Typically most Best Picture nominees are adored by critics, but that was not necessarily the case for the 91st Oscars. For comparison the average Rotten Tomatoes score for the 2019 Best Picture Nominees is 84.9, where as the average score for the 2018 Best Picture Nominees was 92.1. In addition three of this year’s nominees for Best Picture scored below 80%, “Bohemian Rhapsody” with 61%, “Green Book” with 79%, and “Vice” with 66%. Despite its popularity, “Bohemian Rhapsody” was by far the biggest surprise in the Best Picture category, with its dismal critical reception.

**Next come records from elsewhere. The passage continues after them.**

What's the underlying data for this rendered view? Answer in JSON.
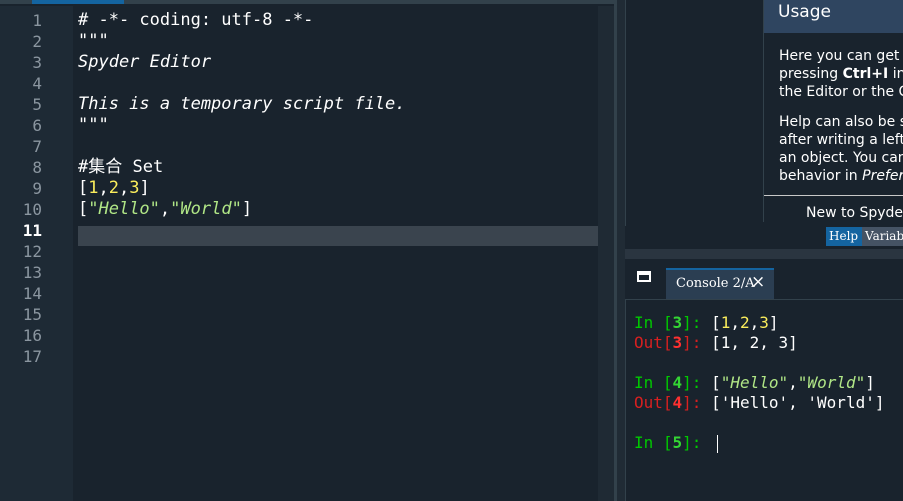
{
  "editor": {
    "line_numbers": [
      "1",
      "2",
      "3",
      "4",
      "5",
      "6",
      "7",
      "8",
      "9",
      "10",
      "11",
      "12",
      "13",
      "14",
      "15",
      "16",
      "17"
    ],
    "current_line": "11",
    "lines": {
      "l1": "# -*- coding: utf-8 -*-",
      "l2": "\"\"\"",
      "l3": "Spyder Editor",
      "l5": "This is a temporary script file.",
      "l6": "\"\"\"",
      "l8": "#集合 Set",
      "l9": {
        "open": "[",
        "n1": "1",
        "c1": ",",
        "n2": "2",
        "c2": ",",
        "n3": "3",
        "close": "]"
      },
      "l10": {
        "open": "[",
        "s1": "\"Hello\"",
        "c1": ",",
        "s2": "\"World\"",
        "close": "]"
      }
    }
  },
  "help": {
    "title": "Usage",
    "p1": [
      "Here you can get help of any object by",
      "pressing Ctrl+I in front of it, either on",
      "the Editor or the Console."
    ],
    "p1_bold": "Ctrl+I",
    "p2": [
      "Help can also be shown automatically",
      "after writing a left parenthesis next to",
      "an object. You can activate this",
      "behavior in Preferences > Help."
    ],
    "p2_em": "Preferences > Help",
    "new_to": "New to Spyder? Read our tutorial",
    "tabs": {
      "help": "Help",
      "variables": "Variable Explorer"
    }
  },
  "console": {
    "tab_label": "Console 2/A",
    "close_icon": "×",
    "entries": {
      "in3_prompt": "In [",
      "in3_num": "3",
      "in3_end": "]: ",
      "in3_code": {
        "open": "[",
        "n1": "1",
        "c1": ",",
        "n2": "2",
        "c2": ",",
        "n3": "3",
        "close": "]"
      },
      "out3_prompt": "Out[",
      "out3_num": "3",
      "out3_end": "]: ",
      "out3_val": "[1, 2, 3]",
      "in4_prompt": "In [",
      "in4_num": "4",
      "in4_end": "]: ",
      "in4_code": {
        "open": "[",
        "s1": "\"Hello\"",
        "c1": ",",
        "s2": "\"World\"",
        "close": "]"
      },
      "out4_prompt": "Out[",
      "out4_num": "4",
      "out4_end": "]: ",
      "out4_val": "['Hello', 'World']",
      "in5_prompt": "In [",
      "in5_num": "5",
      "in5_end": "]: "
    }
  },
  "colors": {
    "background": "#19232d",
    "accent": "#1464a0",
    "string": "#b0e686",
    "number": "#faed5c",
    "comment": "#999999",
    "prompt_in": "#00c800",
    "prompt_out": "#d72020"
  }
}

Another important discussion prompted by this year’s Oscars was that of streaming services. The 2018 Emmys illustrated how much pressure streaming has put onto the television industry, with Netflix beating out HBO for the first time with the most nominations. And now at the Oscars, we can see the same thing happening, albeit at a slower pace. There is no question that Netflix is a leader among streaming services, but they were not the first streaming service to produce a Best Picture nominee; that recognition goes to Amazon’s 2016 darling, “Manchester by the Sea”. While it did not claim Best Picture, it did have quite a good chance of doing so, and you could say the same for Netflix’s 2018 film “Roma”, the front runner for this year’s Oscars. “Roma’s” loss was one of the biggest upsets of the night, with many feeling that “Green Book” was undeserving of the award due to its many controversies. While Roma won many big awards for Directing, Cinematography, and Foreign Language Film, many believe that the Academy voters were hesitant to give the biggest award to a Netflix movie. “Roma’s” presence at the Oscars also caught the attention of multi-billion dollar filmmaker Steven Spielberg. Spielberg criticized Netflix for their release strategy, claiming that films released through streaming services with such a limited theatrical release should not be eligible for Oscars. Spielberg was reportedly even preparing to petition the Academy to ban Netflix films for Oscar consideration, unless they have at least a four week theatrical release; for reference, The Academy only requires a film to have a one-week theatrical release in Los Angeles for Oscar consideration. The rise of streaming has and will continue to shake up the entertainment industry, but there is no question that it won’t come without opposition from establishment filmmakers.